Fronteras: New Report Investigates Factors That Encourage Latinos Engagement
Latinos are in a particular spotlight for the upcoming November general election. They’ve been touted as the “sleeping giant” that could make or break a critical race, but researchers found the perspectives of this voting demographic is as diverse as the people that comprise it.
The Texas Organizing Project Education Fund — in partnership with the strategic and creative consultancy firm Culture Concepts — commissioned a nonpartisan study to examine Latino voting attitudes.
Latinos make up 30% of the Texas electorate, and for the first time this year, they’re projected to become the second largest share of eligible voters in the country, after white people.

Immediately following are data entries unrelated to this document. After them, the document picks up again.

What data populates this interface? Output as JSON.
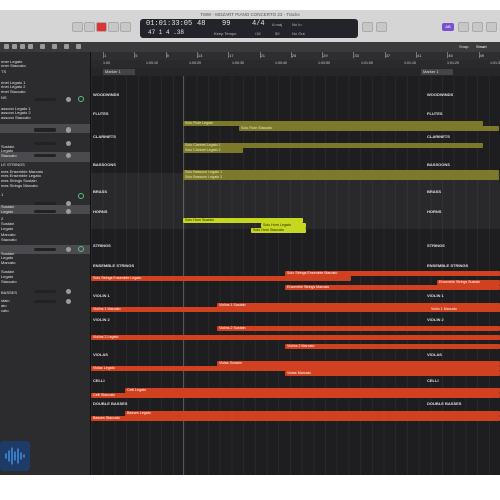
{
  "window": {
    "title": "TMW - MOZART PIANO CONCERTO 23 - Tracks"
  },
  "lcd": {
    "position": "01:01:33:05",
    "bars": "47 1 4 .38",
    "beat": "48",
    "tempo": "99",
    "tempo_mode": "Keep Tempo",
    "signature": "4/4",
    "division": "/16",
    "key": "A maj",
    "num50": "50",
    "in": "No In",
    "out": "No Out"
  },
  "toolbar_right": {
    "badge": "AB",
    "snap": "Snap:",
    "mode": "Smart"
  },
  "ruler": {
    "bars": [
      "1",
      "5",
      "9",
      "13",
      "17",
      "21",
      "25",
      "29",
      "33",
      "37",
      "41",
      "45",
      "49"
    ],
    "times": [
      "1:00",
      "1:00:10",
      "1:00:20",
      "1:00:30",
      "1:00:40",
      "1:00:50",
      "1:01:00",
      "1:01:10",
      "1:01:20",
      "1:01:30"
    ],
    "markers": [
      "Marker 1",
      "Marker 1"
    ]
  },
  "sidebar": [
    "nner Legato",
    "nner Staccato",
    "TS",
    "rinet Legato 1",
    "rinet Legato 2",
    "rinet Staccato",
    "NS",
    "assoon Legato 1",
    "assoon Legato 2",
    "assoon Staccato",
    "Sustain",
    "Legato",
    "Staccato",
    "LE STRINGS",
    "mes Ensemble Marcato",
    "mes Ensemble Legato",
    "mes Strings Sustain",
    "mes Strings Marcato",
    "1",
    "Sustain",
    "Legato",
    "2",
    "Sustain",
    "Legato",
    "Marcato",
    "Staccato",
    "Sustain",
    "Legato",
    "Marcato",
    "Sustain",
    "Legato",
    "Staccato",
    "BASSES",
    "stain",
    "ato",
    "cato"
  ],
  "groups": {
    "woodwinds": "WOODWINDS",
    "flutes": "FLUTES",
    "clarinets": "CLARINETS",
    "bassoons": "BASSOONS",
    "brass": "BRASS",
    "horns": "HORNS",
    "strings": "STRINGS",
    "ensemble": "ENSEMBLE STRINGS",
    "violin1": "VIOLIN 1",
    "violin2": "VIOLIN 2",
    "violas": "VIOLAS",
    "celli": "CELLI",
    "basses": "DOUBLE BASSES"
  },
  "regions": {
    "flute_legato": "Solo Flute Legato",
    "flute_staccato": "Solo Flute Staccato",
    "clar_legato1": "Solo Clarinet Legato 1",
    "clar_legato2": "Solo Clarinet Legato 2",
    "bassoon_legato1": "Solo Bassoon Legato 1",
    "bassoon_legato2": "Solo Bassoon Legato 2",
    "horn_a": "Solo Horn Sustain",
    "horn_b": "Solo Horn Legato",
    "horn_c": "Solo Horn Staccato",
    "ens_marcato": "Solo Strings Ensemble Marcato",
    "ens_legato": "Solo Strings Ensemble Legato",
    "ens_sustain": "Ensemble Strings Sustain",
    "ens_marc2": "Ensemble Strings Marcato",
    "v1_marcato": "Violins 1 Marcato",
    "v1_sustain": "Violins 1 Sustain",
    "v1_marcato2": "Violin 1 Marcato",
    "v2_sustain": "Violins 2 Sustain",
    "v2_legato": "Violins 2 Legato",
    "v2_marcato": "Violins 2 Marcato",
    "va_sustain": "Violas Sustain",
    "va_legato": "Violas Legato",
    "va_marcato": "Violas Marcato",
    "vc_legato": "Celli Legato",
    "vc_staccato": "Celli Staccato",
    "cb_legato": "Basses Legato",
    "cb_staccato": "Basses Staccato"
  },
  "colors": {
    "strings": "#d2411f",
    "woodwinds": "#7c7a2a",
    "brass": "#c6d71f"
  }
}
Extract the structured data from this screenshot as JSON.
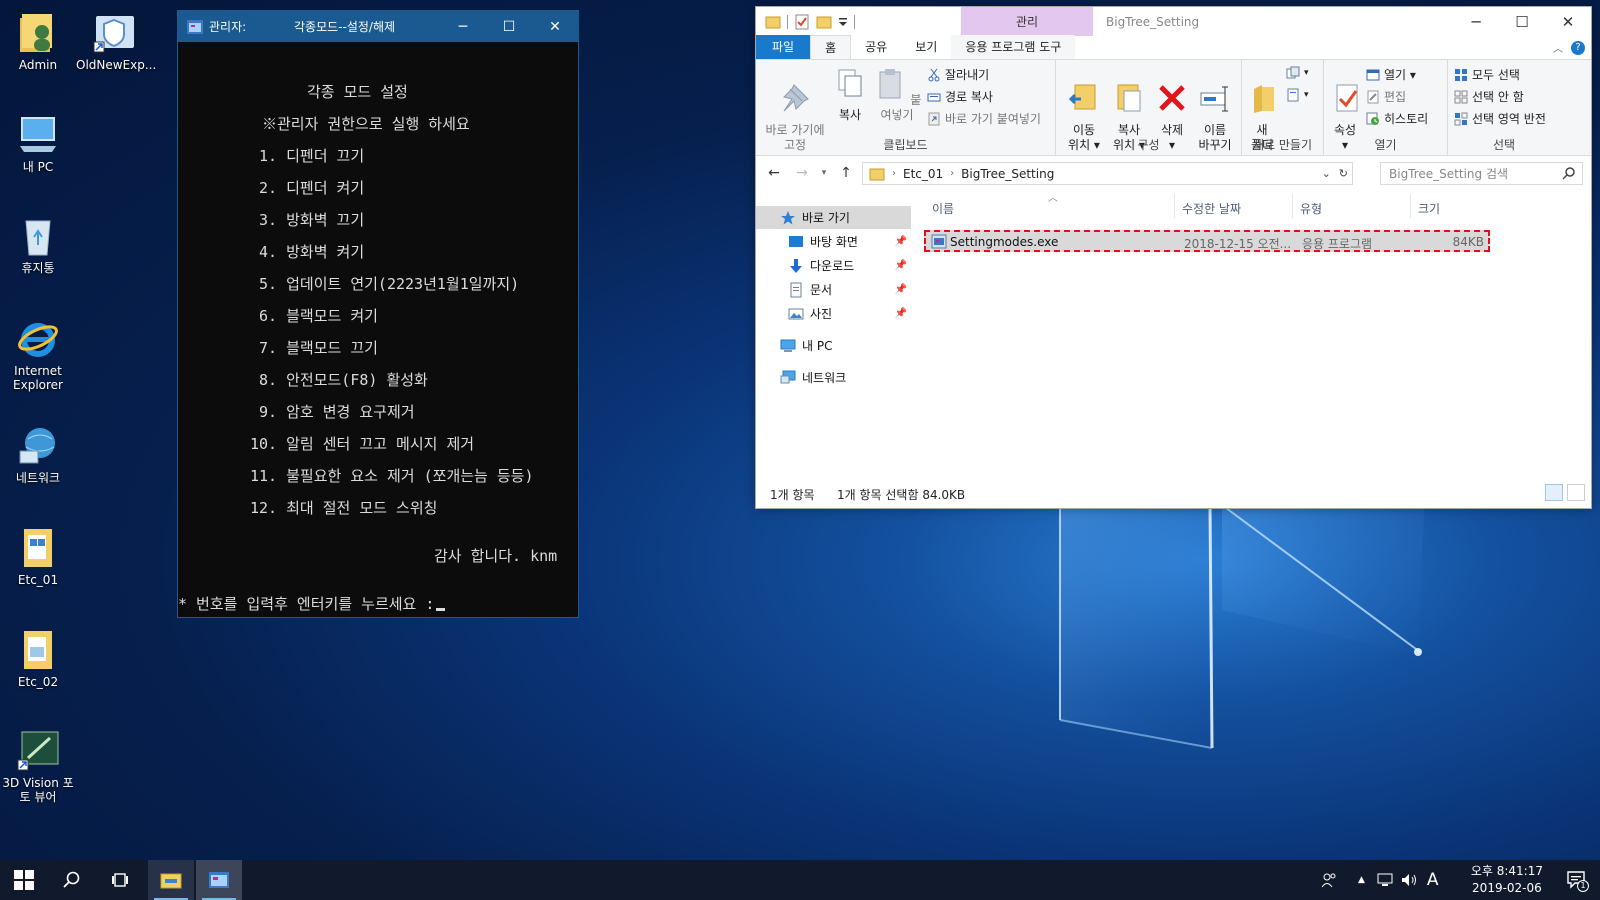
{
  "desktop": {
    "icons": [
      {
        "label": "Admin",
        "icon": "user-folder-icon"
      },
      {
        "label": "OldNewExp...",
        "icon": "shield-shortcut-icon"
      },
      {
        "label": "내 PC",
        "icon": "computer-icon"
      },
      {
        "label": "휴지통",
        "icon": "recycle-bin-icon"
      },
      {
        "label": "Internet Explorer",
        "icon": "internet-explorer-icon"
      },
      {
        "label": "네트워크",
        "icon": "network-icon"
      },
      {
        "label": "Etc_01",
        "icon": "folder-icon"
      },
      {
        "label": "Etc_02",
        "icon": "folder-icon"
      },
      {
        "label": "3D Vision 포토 뷰어",
        "icon": "3d-vision-icon"
      }
    ]
  },
  "console": {
    "title_admin": "관리자:",
    "title_main": "각종모드--설정/해제",
    "heading": "각종 모드 설정",
    "notice": "※관리자 권한으로 실행 하세요",
    "items": [
      "1. 디펜더 끄기",
      "2. 디펜더 켜기",
      "3. 방화벽 끄기",
      "4. 방화벽 켜기",
      "5. 업데이트 연기(2223년1월1일까지)",
      "6. 블랙모드 켜기",
      "7. 블랙모드 끄기",
      "8. 안전모드(F8) 활성화",
      "9. 암호 변경 요구제거",
      "10. 알림 센터 끄고 메시지 제거",
      "11. 불필요한 요소 제거 (쪼개는늠 등등)",
      "12. 최대 절전 모드 스위칭"
    ],
    "thanks": "감사 합니다. knm",
    "prompt": "* 번호를 입력후 엔터키를 누르세요 :"
  },
  "explorer": {
    "context_tab": "관리",
    "title": "BigTree_Setting",
    "tabs": {
      "file": "파일",
      "home": "홈",
      "share": "공유",
      "view": "보기",
      "app_tools": "응용 프로그램 도구"
    },
    "ribbon": {
      "pin_quick": "바로 가기에\n고정",
      "copy": "복사",
      "paste": "붙여넣기",
      "cut": "잘라내기",
      "copy_path": "경로 복사",
      "paste_shortcut": "바로 가기 붙여넣기",
      "clipboard": "클립보드",
      "move_to": "이동\n위치 ▾",
      "copy_to": "복사\n위치 ▾",
      "delete": "삭제\n▾",
      "rename": "이름\n바꾸기",
      "organize": "구성",
      "new_folder": "새\n폴더",
      "new": "새로 만들기",
      "properties": "속성\n▾",
      "open": "열기 ▾",
      "edit": "편집",
      "history": "히스토리",
      "open_group": "열기",
      "select_all": "모두 선택",
      "select_none": "선택 안 함",
      "invert_selection": "선택 영역 반전",
      "select_group": "선택"
    },
    "address": {
      "crumbs": [
        "Etc_01",
        "BigTree_Setting"
      ],
      "search_placeholder": "BigTree_Setting 검색"
    },
    "nav": {
      "quick_access": "바로 가기",
      "desktop": "바탕 화면",
      "downloads": "다운로드",
      "documents": "문서",
      "pictures": "사진",
      "this_pc": "내 PC",
      "network": "네트워크"
    },
    "columns": {
      "name": "이름",
      "modified": "수정한 날짜",
      "type": "유형",
      "size": "크기"
    },
    "files": [
      {
        "name": "Settingmodes.exe",
        "modified": "2018-12-15 오전...",
        "type": "응용 프로그램",
        "size": "84KB"
      }
    ],
    "status": {
      "count": "1개 항목",
      "selected": "1개 항목 선택함 84.0KB"
    }
  },
  "taskbar": {
    "clock_time": "오후 8:41:17",
    "clock_date": "2019-02-06",
    "ime": "A",
    "notification_count": "1"
  },
  "colors": {
    "title_blue": "#1a5a90",
    "file_tab_blue": "#1979ca",
    "selection_highlight": "#e0101a",
    "context_tab": "#e4c7ee"
  }
}
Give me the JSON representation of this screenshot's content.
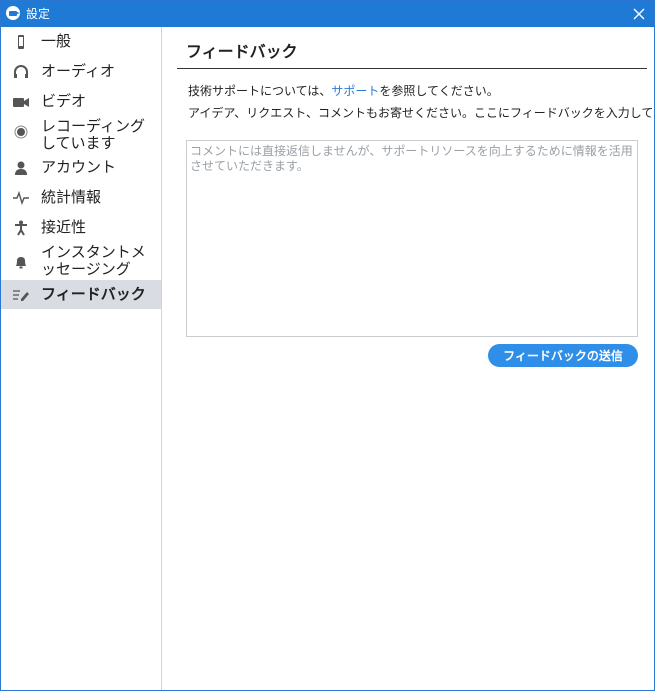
{
  "window": {
    "title": "設定",
    "close_icon": "close-icon"
  },
  "sidebar": {
    "items": [
      {
        "label": "一般",
        "icon": "phone-icon",
        "active": false
      },
      {
        "label": "オーディオ",
        "icon": "headphones-icon",
        "active": false
      },
      {
        "label": "ビデオ",
        "icon": "video-camera-icon",
        "active": false
      },
      {
        "label": "レコーディングしています",
        "icon": "record-icon",
        "active": false
      },
      {
        "label": "アカウント",
        "icon": "person-icon",
        "active": false
      },
      {
        "label": "統計情報",
        "icon": "pulse-icon",
        "active": false
      },
      {
        "label": "接近性",
        "icon": "accessibility-icon",
        "active": false
      },
      {
        "label": "インスタントメッセージング",
        "icon": "bell-icon",
        "active": false
      },
      {
        "label": "フィードバック",
        "icon": "pencil-lines-icon",
        "active": true
      }
    ]
  },
  "main": {
    "title": "フィードバック",
    "line1_prefix": "技術サポートについては、",
    "line1_link": "サポート",
    "line1_suffix": "を参照してください。",
    "line2": "アイデア、リクエスト、コメントもお寄せください。ここにフィードバックを入力してください:",
    "comment_placeholder": "コメントには直接返信しませんが、サポートリソースを向上するために情報を活用させていただきます。",
    "submit_label": "フィードバックの送信"
  },
  "colors": {
    "titlebar": "#1f7ad6",
    "active_item_bg": "#d9dde3",
    "link": "#2b7cd3",
    "button": "#2e8ee8"
  }
}
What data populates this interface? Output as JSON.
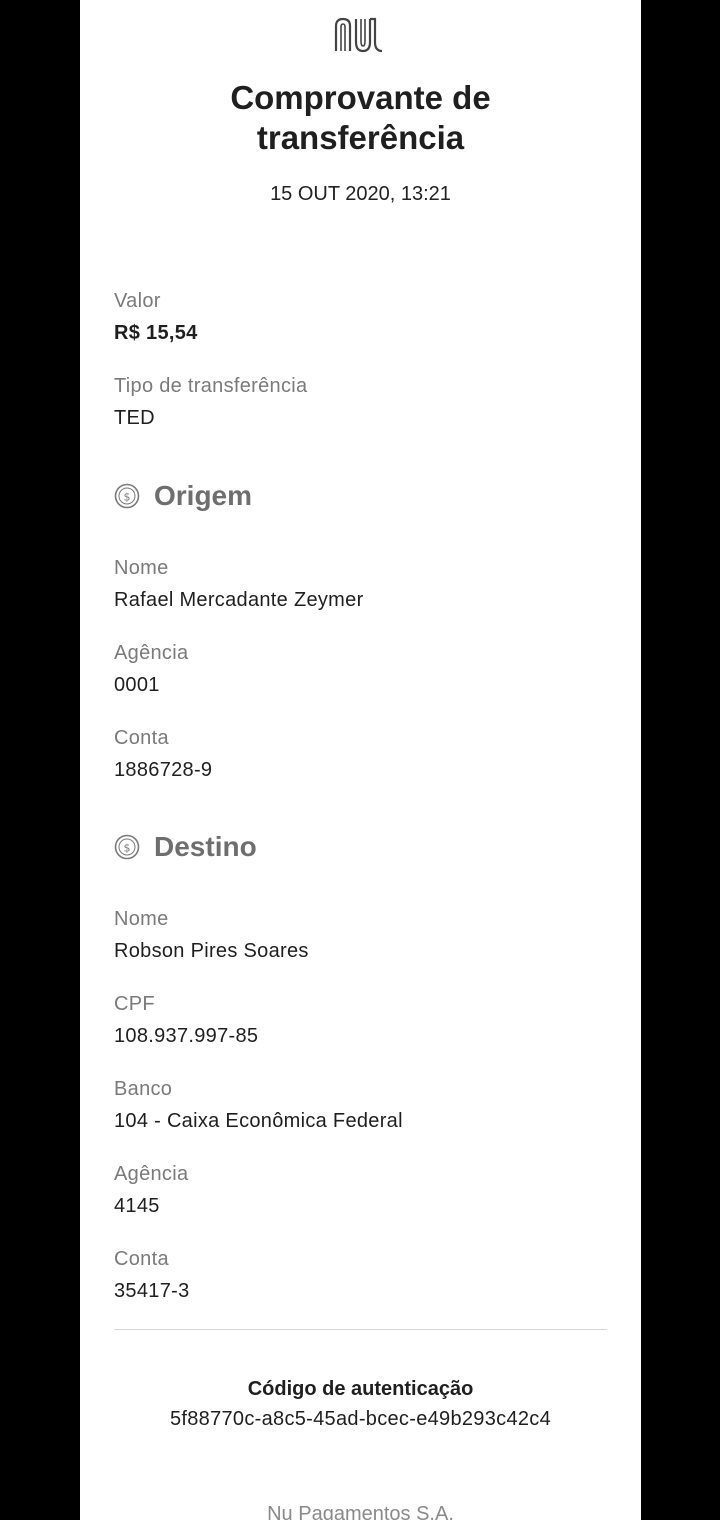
{
  "header": {
    "logo_icon": "nubank-logo-icon",
    "title": "Comprovante de\ntransferência",
    "timestamp": "15 OUT 2020, 13:21"
  },
  "summary": {
    "valor_label": "Valor",
    "valor": "R$ 15,54",
    "tipo_label": "Tipo de transferência",
    "tipo": "TED"
  },
  "origem": {
    "icon": "money-circle-icon",
    "heading": "Origem",
    "nome_label": "Nome",
    "nome": "Rafael Mercadante Zeymer",
    "agencia_label": "Agência",
    "agencia": "0001",
    "conta_label": "Conta",
    "conta": "1886728-9"
  },
  "destino": {
    "icon": "money-circle-icon",
    "heading": "Destino",
    "nome_label": "Nome",
    "nome": "Robson Pires Soares",
    "cpf_label": "CPF",
    "cpf": "108.937.997-85",
    "banco_label": "Banco",
    "banco": "104 - Caixa Econômica Federal",
    "agencia_label": "Agência",
    "agencia": "4145",
    "conta_label": "Conta",
    "conta": "35417-3"
  },
  "authentication": {
    "label": "Código de autenticação",
    "code": "5f88770c-a8c5-45ad-bcec-e49b293c42c4"
  },
  "footer": {
    "company": "Nu Pagamentos S.A."
  },
  "colors": {
    "background": "#000000",
    "paper": "#ffffff",
    "label_gray": "#7a7a7a",
    "heading_gray": "#6e6e6e",
    "text": "#1f1f1f"
  }
}
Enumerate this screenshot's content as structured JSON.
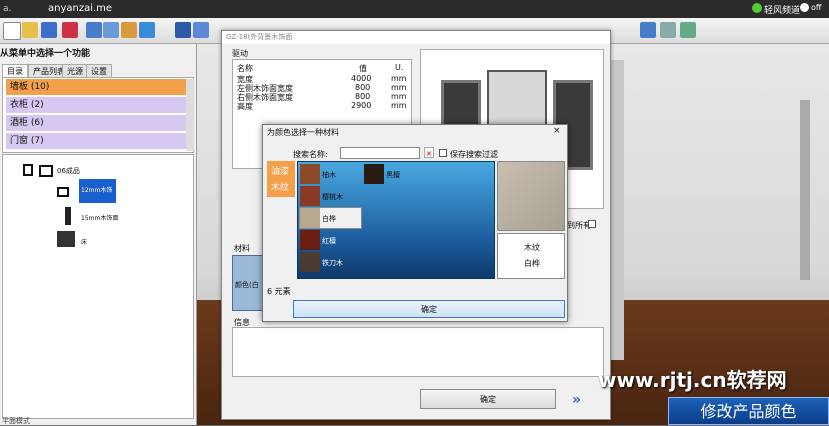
{
  "topbar": {
    "site": "anyanzai.me",
    "prefix": "a.",
    "mode": "轻风频道",
    "toggle": "off"
  },
  "left": {
    "header": "从菜单中选择一个功能",
    "tabs": [
      "目录",
      "产品列表",
      "光源",
      "设置"
    ],
    "categories": [
      {
        "label": "墙板 (10)",
        "color": "#f4a04a"
      },
      {
        "label": "衣柜 (2)",
        "color": "#d6c8f0"
      },
      {
        "label": "酒柜 (6)",
        "color": "#d6c8f0"
      },
      {
        "label": "门窗 (7)",
        "color": "#d6c8f0"
      }
    ],
    "tree": [
      "06成品",
      "12mm木饰面",
      "15mm木饰面",
      "床"
    ],
    "footer": "平面模式"
  },
  "dialog": {
    "title": "GZ-18(外背景木饰面",
    "section": "驱动",
    "param_headers": [
      "名称",
      "值",
      "U."
    ],
    "params": [
      {
        "name": "宽度",
        "value": "4000",
        "unit": "mm"
      },
      {
        "name": "左侧木饰面宽度",
        "value": "800",
        "unit": "mm"
      },
      {
        "name": "右侧木饰面宽度",
        "value": "800",
        "unit": "mm"
      },
      {
        "name": "高度",
        "value": "2900",
        "unit": "mm"
      }
    ],
    "material_label": "材料",
    "material_item": "颜色(白",
    "info_label": "信息",
    "ok": "确定",
    "apply_all": "到所有"
  },
  "material": {
    "title": "为颜色选择一种材料",
    "search_label": "搜索名称:",
    "search_value": "",
    "save_filter": "保存搜索过滤",
    "categories": [
      "油漆",
      "木纹"
    ],
    "swatches": [
      {
        "label": "柚木",
        "color": "#8b4a2a"
      },
      {
        "label": "黑檀",
        "color": "#2a1a14"
      },
      {
        "label": "樱桃木",
        "color": "#8a3a22"
      },
      {
        "label": "白桦",
        "color": "#b8a890"
      },
      {
        "label": "红檀",
        "color": "#6a1e12"
      },
      {
        "label": "铁刀木",
        "color": "#4a3a30"
      }
    ],
    "selected": "白桦",
    "preview_type": "木纹",
    "preview_name": "白桦",
    "count": "6 元素",
    "ok": "确定"
  },
  "overlay": {
    "watermark": "www.rjtj.cn软荐网",
    "banner": "修改产品颜色"
  }
}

The report, “Real Talk: Understanding Texas Latino Voters Through Meaningful Conversation,” was intended to investigate what factors generate a Latino voter, Michelle Tremillo — executive director of TOP — explained. She added researchers are hopeful the report will also serve as a tool to help accelerate the growth of Latino participation.
“Latino voting has been steadily increasing, at least since 2008,” Tremillo said. “I think what's really critical for us with this study is that it demonstrates that Latinos, like all voters, want a reciprocal engagement.”
The study discovered Latinos who vote feel empowered and invested in the political system and have a sense of belonging on personal and social levels. Contrarily, Latino nonvoters question whether their vote actually matters and feel those in elected positions don’t take their experiences or perspectives into consideration. One driving force behind these two different attitudes comes down to social habits, said Cecilia Ballí, founder and principal of Culture Concepts, and co-author of the study.
“What happens is if you have a family for generations living a similar experience of not voting and also of experiencing other forms of disempowerment — socio-economic disempowerment — that habit of not voting becomes more entrenched,” Ballí explained. “And so it can be tougher to convince a third or fourth generation Latino who has never seen their family members vote and has not experienced a lot of economic mobility in their family, for instance.”
The report’s authors argue as the Latino population grows in Texas and across the country, it’s critical that voter turnout simultaneously increases.